at the Arie Crown Theatre

December 7-9, 12-16, 18-23, 26-30

In times as uncertain and threatening as ours, we must be doubly grateful for that most comforting standby, The Nutcracker. Just about wherever one looks in the United States–on major stages, in gymnasiums and community centers–American audiences are flocking to see virtue triumphant: a valiant young girl and a nutcracker rout an army of wicked mice on Christmas Eve and release a handsome prince from the spell that had imprisoned him. The two are rewarded with a magic journey to an enchanting Land of Sweets, where delectable ballet holds sway, to the accompaniment of Pyotr Ilich Tchaikovsky’s equally delectable music.

This all-American ballet was created 98 years ago in Saint Petersburg for the pleasure of the czar and his aristocratic cronies, and it was based on “The Nutcracker and the Mouse King,” a story by E.T.A. Hoffmann, a popular 19th-century German writer noted for his grotesque gothic fairy tales.

The first performances were not an unmitigated success. The czar didn’t care for the first act, which was devoted to a bourgeois family party. Presumably only the nobility were worthy of being presented attractively onstage to this august audience. One well-known contemporary writer dismissed the entire ballet contemptuously: “The decor of scene 1 is both disgusting and profoundly shocking . . . we were obliged to contemplate during a whole hour the salon of some rich parvenu banker in the Friedrichstrasse style. It was stupid, coarse, heavy and dark . . . I was indignant! . . . The second act is still worse . . . the music reminds one of an open-air military band . . . Tchaikovsky has never written anything more banal than some of these numbers.” That writer made amends years later, admitting he was only 22 years old when he issued his Olympian judgment.

Audiences who attended later performances adored the music and were fascinated by the celesta, a newly invented musical instrument that Tchaikovsky was the first to use, in the Dance of the Sugar Plum Fairy. They doted on the balletic patterns that choreographers Marius Petipa and Lev Ivanov created for the Snowflakes and the Waltz of the Flowers. And like audiences today, they were delighted by the homey family party–the parents and children sharing domestic pleasures and disputes, the stylized social dances–and the exciting fairy-tale plot.

Although The Nutcracker was popular in Russia for many years, the complete ballet didn’t arrive in the United States until 1940, when the Ballet Russe de Monte Carlo presented it. It was the Land of Sweets act, which contained the most popular music, that was most frequently seen on tour. In 1954 George Balanchine’s phenomenally successful revival for the New York City Ballet stimulated ballet schools and troupes all over the country to emulate the master and make The Nutcracker synonymous with holiday cheer.
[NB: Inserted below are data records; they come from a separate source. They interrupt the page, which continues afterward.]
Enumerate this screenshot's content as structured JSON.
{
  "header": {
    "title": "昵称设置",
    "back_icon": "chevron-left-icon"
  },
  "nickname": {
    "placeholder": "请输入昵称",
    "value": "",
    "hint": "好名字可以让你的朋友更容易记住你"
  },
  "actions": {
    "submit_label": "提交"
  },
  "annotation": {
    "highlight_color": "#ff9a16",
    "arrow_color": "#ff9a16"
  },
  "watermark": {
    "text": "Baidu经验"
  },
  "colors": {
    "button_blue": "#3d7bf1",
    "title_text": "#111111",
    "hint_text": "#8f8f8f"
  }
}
I know of at least ten Nutcracker presentations in the Chicago area–and at least two Nutcrackers on Ice. Ruth Page’s version, on view at Arie Crown Theatre, is the best known. Now in its 24th season and staged by Larry Long, the production looks especially good this season. Some of Chicago’s fine ballet schools have supplied this Nutcracker with its gifted and attractive youngsters, from the adorable wee tots to those of about nine or ten, whom Ruth Low Gillies has meticulously trained for the family scene and as toy soldiers. Aimee Garcia as Clara and James-Paul Tenuta as the Nutcracker are a charming, very professional heroic duo.

As usual, Page and Long have invited guest artists from a number of troupes to dance the various classic and character variations. Since this Nutcracker is performed almost daily, there are alternate casts of principals. On opening night, Janet Shibata and Michael Bjerknes were the handsome, elegant Snow Queen and King, whose demanding duet concludes the first act. Yoko Ichino as the Sugar Plum Fairy and David Nixon as her Prince offered a glittering and technically strong Grand Pas de Deux.

Gordon Peirce Schmidt led the high-spirited Russian dance, Manard Stewart was the dashing Spanish dancer, and Jeff F. Herbig danced Tea–all three from Ballet Chicago. Melinda Baker, of Lancaster Ballet, was the leading Marzipan Shepherdess, and Laura Wade and Kevin Ware were the sensuous pair in Coffee. John Capozzoli repeated his comic Madame Bonboniere, and Sharon Muszynski was a daring Acrobat. Kimberly Smiley of Tulsa Ballet Theatre led the Waltz of the Flowers. The pickup corps, from various companies and schools, had a fine, unified look.

By now I’ve seen Page’s Nutcracker many times, but familiarity does not breed boredom. One doesn’t have to be the parent of a child dancing to enjoy this ballet. Sam Leve’s sets still do yeoman service, as do Rolf Gerard’s costumes, although it would be nice to see some new ones some year. As for the music, the capable orchestra, conducted by Joseph Frantik, unfortunately sounded like caterwauling cats because of poor amplification.